*** Opening Supplied entries ***

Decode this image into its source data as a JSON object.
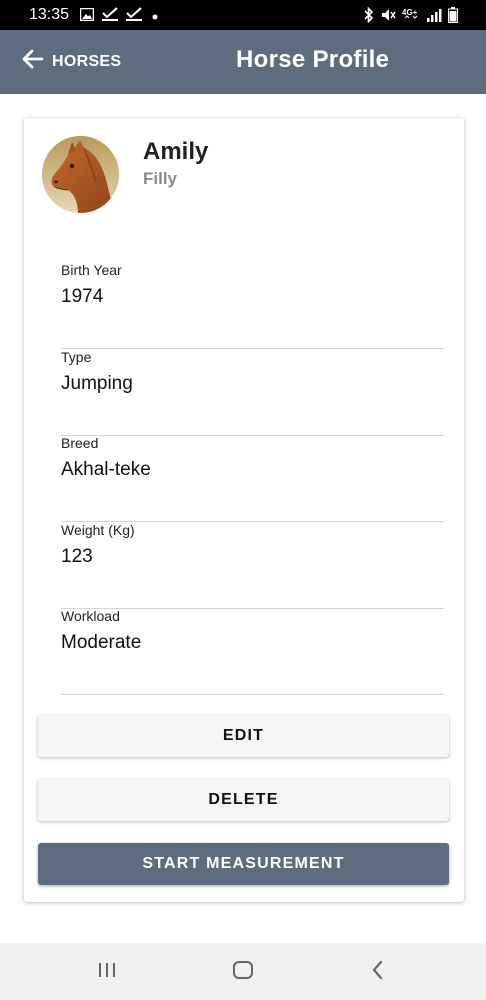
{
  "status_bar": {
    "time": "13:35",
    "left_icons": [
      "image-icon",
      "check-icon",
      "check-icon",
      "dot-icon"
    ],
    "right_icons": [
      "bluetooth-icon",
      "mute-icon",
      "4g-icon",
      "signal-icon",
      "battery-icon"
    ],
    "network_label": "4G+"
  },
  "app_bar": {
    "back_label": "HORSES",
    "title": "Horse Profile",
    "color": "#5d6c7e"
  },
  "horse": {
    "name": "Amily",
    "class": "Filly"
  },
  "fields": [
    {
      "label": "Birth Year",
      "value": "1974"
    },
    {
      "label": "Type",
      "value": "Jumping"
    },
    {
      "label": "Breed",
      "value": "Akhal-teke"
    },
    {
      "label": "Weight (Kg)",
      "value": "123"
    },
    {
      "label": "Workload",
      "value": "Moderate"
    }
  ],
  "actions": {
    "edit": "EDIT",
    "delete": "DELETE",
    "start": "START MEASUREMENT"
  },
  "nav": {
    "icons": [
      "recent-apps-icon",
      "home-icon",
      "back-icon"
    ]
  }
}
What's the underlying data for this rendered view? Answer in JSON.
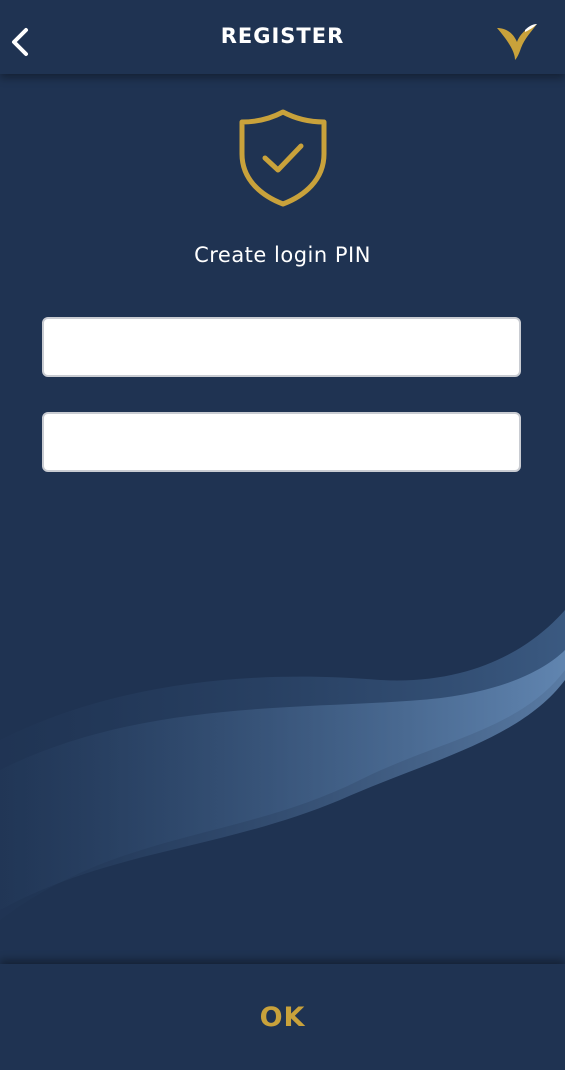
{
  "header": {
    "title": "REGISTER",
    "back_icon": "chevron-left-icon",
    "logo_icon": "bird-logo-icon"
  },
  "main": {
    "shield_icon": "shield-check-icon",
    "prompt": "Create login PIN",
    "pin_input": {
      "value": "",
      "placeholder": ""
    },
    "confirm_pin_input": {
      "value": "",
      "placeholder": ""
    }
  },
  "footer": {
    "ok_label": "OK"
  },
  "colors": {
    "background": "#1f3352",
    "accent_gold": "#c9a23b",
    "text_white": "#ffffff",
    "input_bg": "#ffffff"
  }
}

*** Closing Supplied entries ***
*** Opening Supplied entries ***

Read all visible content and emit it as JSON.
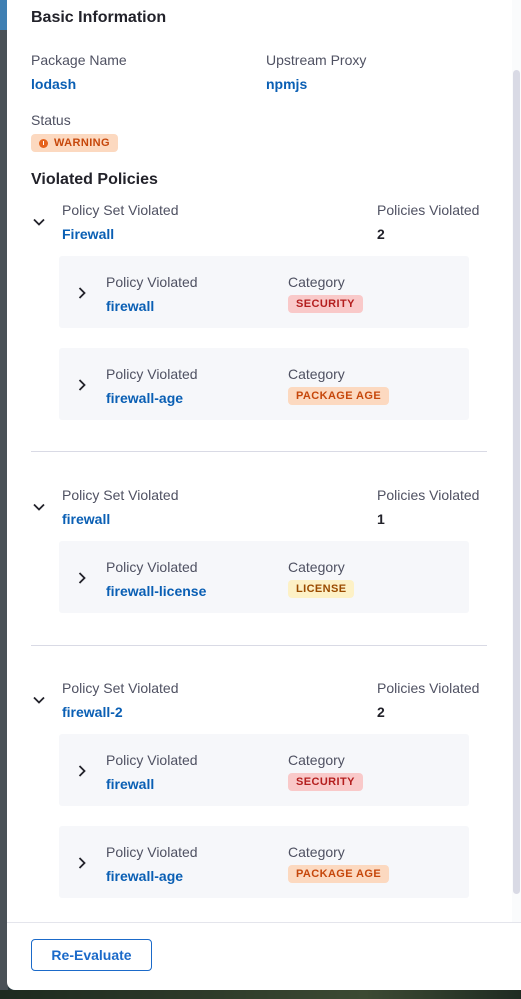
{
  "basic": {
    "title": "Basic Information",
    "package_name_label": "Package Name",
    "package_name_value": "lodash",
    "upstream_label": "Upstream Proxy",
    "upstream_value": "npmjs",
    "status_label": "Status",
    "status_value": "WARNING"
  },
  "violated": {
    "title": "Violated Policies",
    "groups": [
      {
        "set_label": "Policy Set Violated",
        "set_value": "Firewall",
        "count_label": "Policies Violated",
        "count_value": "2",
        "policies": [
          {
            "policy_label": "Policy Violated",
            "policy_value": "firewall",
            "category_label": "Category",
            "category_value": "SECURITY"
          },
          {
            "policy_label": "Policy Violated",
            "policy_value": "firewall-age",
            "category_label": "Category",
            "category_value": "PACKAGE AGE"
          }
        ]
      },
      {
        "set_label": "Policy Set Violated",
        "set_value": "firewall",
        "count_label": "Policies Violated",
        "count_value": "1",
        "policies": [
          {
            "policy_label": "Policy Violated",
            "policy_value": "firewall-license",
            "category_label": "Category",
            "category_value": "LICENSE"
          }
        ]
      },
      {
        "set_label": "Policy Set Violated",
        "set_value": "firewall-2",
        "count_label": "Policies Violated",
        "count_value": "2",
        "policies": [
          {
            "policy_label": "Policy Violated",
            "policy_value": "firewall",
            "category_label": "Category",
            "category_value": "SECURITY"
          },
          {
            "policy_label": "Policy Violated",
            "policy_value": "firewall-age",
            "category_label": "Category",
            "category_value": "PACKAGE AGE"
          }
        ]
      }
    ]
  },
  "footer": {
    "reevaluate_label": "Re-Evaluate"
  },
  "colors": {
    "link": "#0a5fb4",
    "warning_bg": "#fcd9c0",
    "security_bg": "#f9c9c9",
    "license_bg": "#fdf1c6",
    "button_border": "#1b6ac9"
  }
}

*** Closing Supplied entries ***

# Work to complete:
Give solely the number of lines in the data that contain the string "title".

# Answer to this exercise:
4